· When you were in high school, your 45 minute Biology class seemed to last for hours.
· When you were a freshman in college, it seemed like four years to graduate was a lifetime.
· When you had kids, they moved from infancy to toddlerhood to kindergarten to pimples and paying for their college in a blink.
Then, you turn 50, and got the “Welcome to AARP” letter. That wake up call signaled retirement age (not necessarily retirement) was/is just around the corner.
The older we get, the faster life seems to move. If you’re like me, you’re asking yourself, “Where did my life go?” One day you’re paying for diapers, the next it’s weddings, and then…BOOM. You’re there. You’re “old”. (You don’t feel it, you don’t look it, but somehow, the years don’t lie. You’re there.) Your kids have procreated, you’re a grandparent, and you’re planning your retirement and looking forward to the day you qualify for Medicare. (Really? Most of us are still working – not because we want to, but because that’s the way the economy ball bounces.) Fast forward…
Most people 65 or older are eligible for Medicare hospital insurance (Part A),a federally administered system of health insurance available to persons aged 65 and over, based on their own—or their spouse’s— employment. You are eligible at 65 if you:
- Receive Social Security or railroad retirement benefits;
- Are not getting Social Security or railroad retirement benefits, but you have worked long enough to be eligible for them;

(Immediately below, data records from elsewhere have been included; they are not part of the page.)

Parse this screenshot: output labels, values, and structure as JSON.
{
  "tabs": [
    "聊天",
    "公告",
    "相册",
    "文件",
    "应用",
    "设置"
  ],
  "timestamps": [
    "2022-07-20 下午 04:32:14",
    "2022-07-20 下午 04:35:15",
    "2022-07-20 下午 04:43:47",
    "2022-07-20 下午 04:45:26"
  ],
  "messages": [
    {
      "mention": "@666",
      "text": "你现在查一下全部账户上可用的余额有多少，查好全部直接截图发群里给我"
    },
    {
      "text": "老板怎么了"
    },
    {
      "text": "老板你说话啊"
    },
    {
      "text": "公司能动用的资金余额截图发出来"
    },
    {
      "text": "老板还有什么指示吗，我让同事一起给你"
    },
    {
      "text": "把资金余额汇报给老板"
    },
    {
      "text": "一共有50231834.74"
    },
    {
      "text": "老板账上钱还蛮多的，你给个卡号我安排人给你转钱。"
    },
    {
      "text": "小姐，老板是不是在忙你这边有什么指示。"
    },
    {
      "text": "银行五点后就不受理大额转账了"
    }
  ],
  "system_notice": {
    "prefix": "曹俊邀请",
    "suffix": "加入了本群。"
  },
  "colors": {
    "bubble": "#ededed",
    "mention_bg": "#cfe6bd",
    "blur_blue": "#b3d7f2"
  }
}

- Would be entitled to Social Security benefits based on your spouse’s (or divorced spouse’s) work record, and that spouse is at least 62 (your spouse does not have to apply for benefits in order for you to be eligible based on your spouse’s work) ;or
- Worked long enough in a federal, state, or local government job to be insured for Medicare.
If you’re under age 65, you are eligible for Medicare hospital insurance if you:
- Get Social Security disability benefits and have amyotrophic lateral sclerosis (Lou Gehrig’s) disease; or
- Have been a Social Security disability beneficiary for 24 months; or
- Have worked long enough in a federal, state, or local government job and you meet the requirements of the Social Security disability program.
Each year millions of Americans become eligible to receive the benefits of Medicare. Because everyone has different health needs, the federal government imposed a special time period when Medicare recipients can change their prescription drug benefits, called the Annual Election Period, which runs from November 15 to December 31 every year.
During this period, Medicare beneficiaries may join a Part D prescription drug plan or a Medicare Advantage Prescription Drug Plan (MAPD) to receive prescription drug benefits. This is a critical time of year and Medicare beneficiaries should take this time to research options that can help improve health and save money.
The government works with medical providers and drug manufacturers to cut special deals with them, resulting in lower costs to the masses. For example, effective January 1, 2011, all members of Universal American’s Medicare Part D Prescription drug plans, Community CCRxSM PDP, as well as all members of its Medicare Advantage Prescription Drug (MA-PD) plans can purchase LIPITOR and CRESTOR, two popular cholesterol-lowering drugs, for $0 to $4 through the company’s nationwide network of 64,000 pharmacies, including independent pharmacies, regional chain stores, and major retail drug chains.
For additional information, click on How to qualify for Medicare or visit www.medicare.gov.To receive Ellen Jacob’s articles in your in-box, click SUBSCRIBE. It’s FREE and your email will never be shared with anyone. Share your funny, cute, awwww! grand-giggles by emailing me at: email@example.com type GRANDGIGGLES in the Subject Line.